  • Damage to manufacturing equipment
  • Loss of product or a batch of materials
  • Environmental safety risks
  • Legal liabilities resulting from service lapses

A company unprepared for power failure is exposed to potentially crippling losses that could have been easily avoided by planning ahead. With a crisis plan in place, a company establishes a quick response strategy to call upon in a power emergency.

Time Is Everything in an Emergency

When a company is unprepared for power disruption, valuable time is wasted determining the problem and finding a solution. The following examples are common reasons that will delay a company's quick response to a loss in power.

  • No knowledge of how a system responds to power disruption.
  • No knowledge of a system's load requirements or what size generator or type of ancillary equipment is needed to fix the problem.
  • Contact information for vendors and suppliers is not readily available.
  • No established credit with power suppliers, fuel vendors, or trucking companies – or credit is established with only one supplier, vendor, or trucking company and what you need is not available. That is, you have put all your eggs in one basket.
  • Rental suppliers and/or fuel vendors who do not provide delivery during the night or on the holidays.
  • No knowledge of how to properly place the generator set and ancillary equipment, so that it meets health, government, and environmental codes.
  • No knowledge of how to install or operate power generation equipment.

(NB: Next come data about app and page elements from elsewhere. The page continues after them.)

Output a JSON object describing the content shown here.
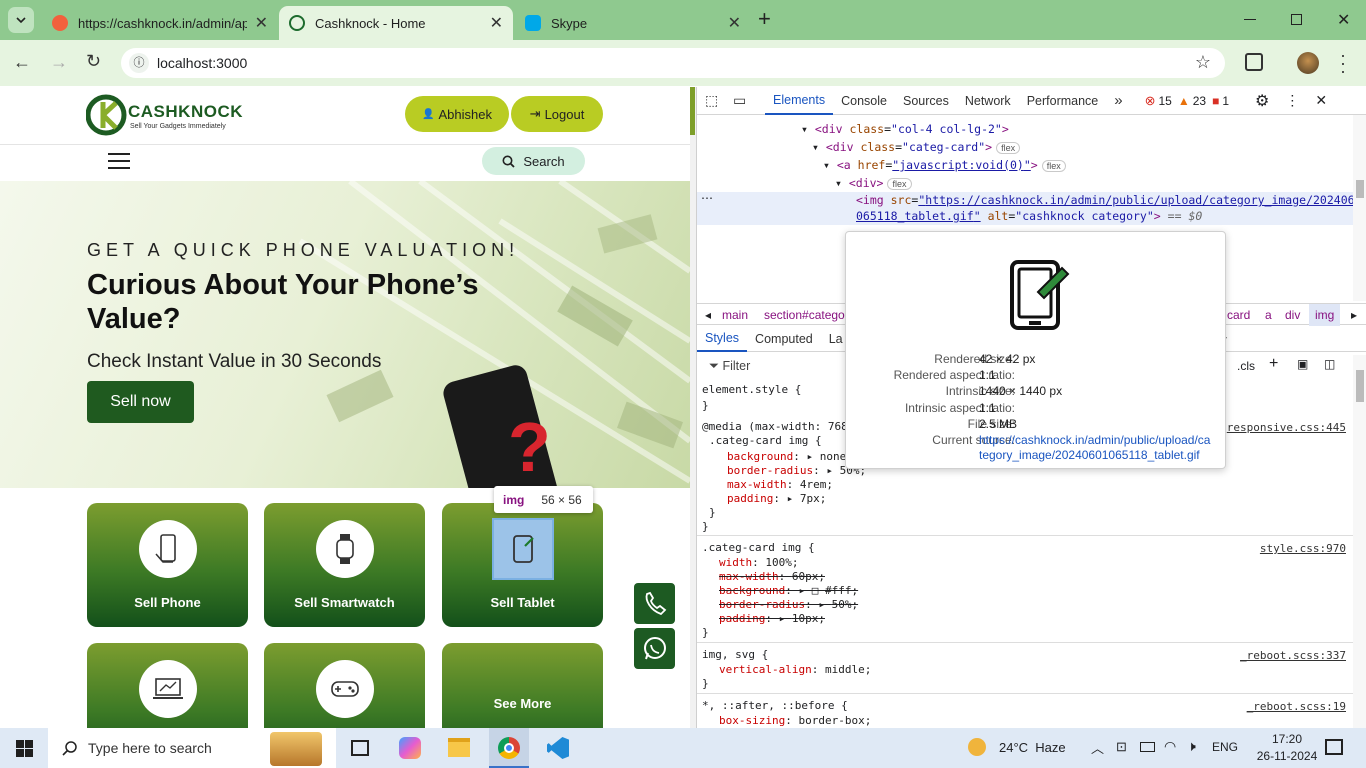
{
  "browser": {
    "tabs": [
      {
        "title": "https://cashknock.in/admin/ap",
        "fav_color": "#f2613d"
      },
      {
        "title": "Cashknock - Home",
        "fav_color": "#1d6b2d"
      },
      {
        "title": "Skype",
        "fav_color": "#00a8e8"
      }
    ],
    "new_tab": "+",
    "url": "localhost:3000"
  },
  "site": {
    "logo_text": "CASHKNOCK",
    "logo_tagline": "Sell Your Gadgets Immediately",
    "user_button": "Abhishek",
    "logout_button": "Logout",
    "search_button": "Search",
    "hero": {
      "kicker": "GET A QUICK PHONE VALUATION!",
      "title_line1": "Curious About Your Phone’s",
      "title_line2": "Value?",
      "subtitle": "Check Instant Value in 30 Seconds",
      "cta": "Sell now"
    },
    "categories": [
      {
        "label": "Sell Phone",
        "icon": "phone-icon"
      },
      {
        "label": "Sell Smartwatch",
        "icon": "smartwatch-icon"
      },
      {
        "label": "Sell Tablet",
        "icon": "tablet-icon"
      },
      {
        "label": "",
        "icon": "laptop-icon"
      },
      {
        "label": "",
        "icon": "gaming-console-icon"
      },
      {
        "label": "See More",
        "icon": ""
      }
    ],
    "inspect_badge": {
      "tag": "img",
      "size": "56 × 56"
    }
  },
  "devtools": {
    "tabs": [
      "Elements",
      "Console",
      "Sources",
      "Network",
      "Performance"
    ],
    "errors": "15",
    "warnings": "23",
    "infos": "1",
    "dom": {
      "line1_attr": "col-4 col-lg-2",
      "line2_attr": "categ-card",
      "line3_href": "javascript:void(0)",
      "img_src": "https://cashknock.in/admin/public/upload/category_image/20240601",
      "img_src2": "065118_tablet.gif",
      "img_alt": "cashknock category",
      "eq": "== $0",
      "flex": "flex"
    },
    "breadcrumbs": [
      "main",
      "section#catego",
      "card",
      "a",
      "div",
      "img"
    ],
    "sub_tabs": [
      "Styles",
      "Computed",
      "La",
      "ty"
    ],
    "filter_placeholder": "Filter",
    "cls": ".cls",
    "rules": {
      "element_style": "element.style {",
      "media": "@media (max-width: 768",
      "responsive_src": "responsive.css:445",
      "r1_selector": ".categ-card img {",
      "r1_props": [
        {
          "p": "background",
          "v": "none;"
        },
        {
          "p": "border-radius",
          "v": "50%;"
        },
        {
          "p": "max-width",
          "v": "4rem;"
        },
        {
          "p": "padding",
          "v": "7px;"
        }
      ],
      "r2_selector": ".categ-card img {",
      "r2_src": "style.css:970",
      "r2_props": [
        {
          "p": "width",
          "v": "100%;"
        },
        {
          "p": "max-width",
          "v": "60px;"
        },
        {
          "p": "background",
          "v": "#fff;"
        },
        {
          "p": "border-radius",
          "v": "50%;"
        },
        {
          "p": "padding",
          "v": "10px;"
        }
      ],
      "r3_selector": "img, svg {",
      "r3_src": "_reboot.scss:337",
      "r3_prop": "vertical-align",
      "r3_val": "middle;",
      "r4_selector": "*, ::after, ::before {",
      "r4_src": "_reboot.scss:19",
      "r4_prop": "box-sizing",
      "r4_val": "border-box;",
      "close": "}"
    },
    "tooltip": {
      "rendered_size_k": "Rendered size:",
      "rendered_size_v": "42 × 42 px",
      "rendered_ar_k": "Rendered aspect ratio:",
      "rendered_ar_v": "1:1",
      "intrinsic_size_k": "Intrinsic size:",
      "intrinsic_size_v": "1440 × 1440 px",
      "intrinsic_ar_k": "Intrinsic aspect ratio:",
      "intrinsic_ar_v": "1:1",
      "file_size_k": "File size:",
      "file_size_v": "2.5 MB",
      "source_k": "Current source:",
      "source_v1": "https://cashknock.in/admin/public/upload/ca",
      "source_v2": "tegory_image/20240601065118_tablet.gif"
    }
  },
  "taskbar": {
    "search_placeholder": "Type here to search",
    "weather": "24°C  Haze",
    "lang": "ENG",
    "time": "17:20",
    "date": "26-11-2024"
  }
}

Money and time will be saved by planning ahead and knowing who to turn to when power is disrupted. Even if a company has invested in a standby power system, a contingency plan should also include rental power in case of unexpected outage/failure.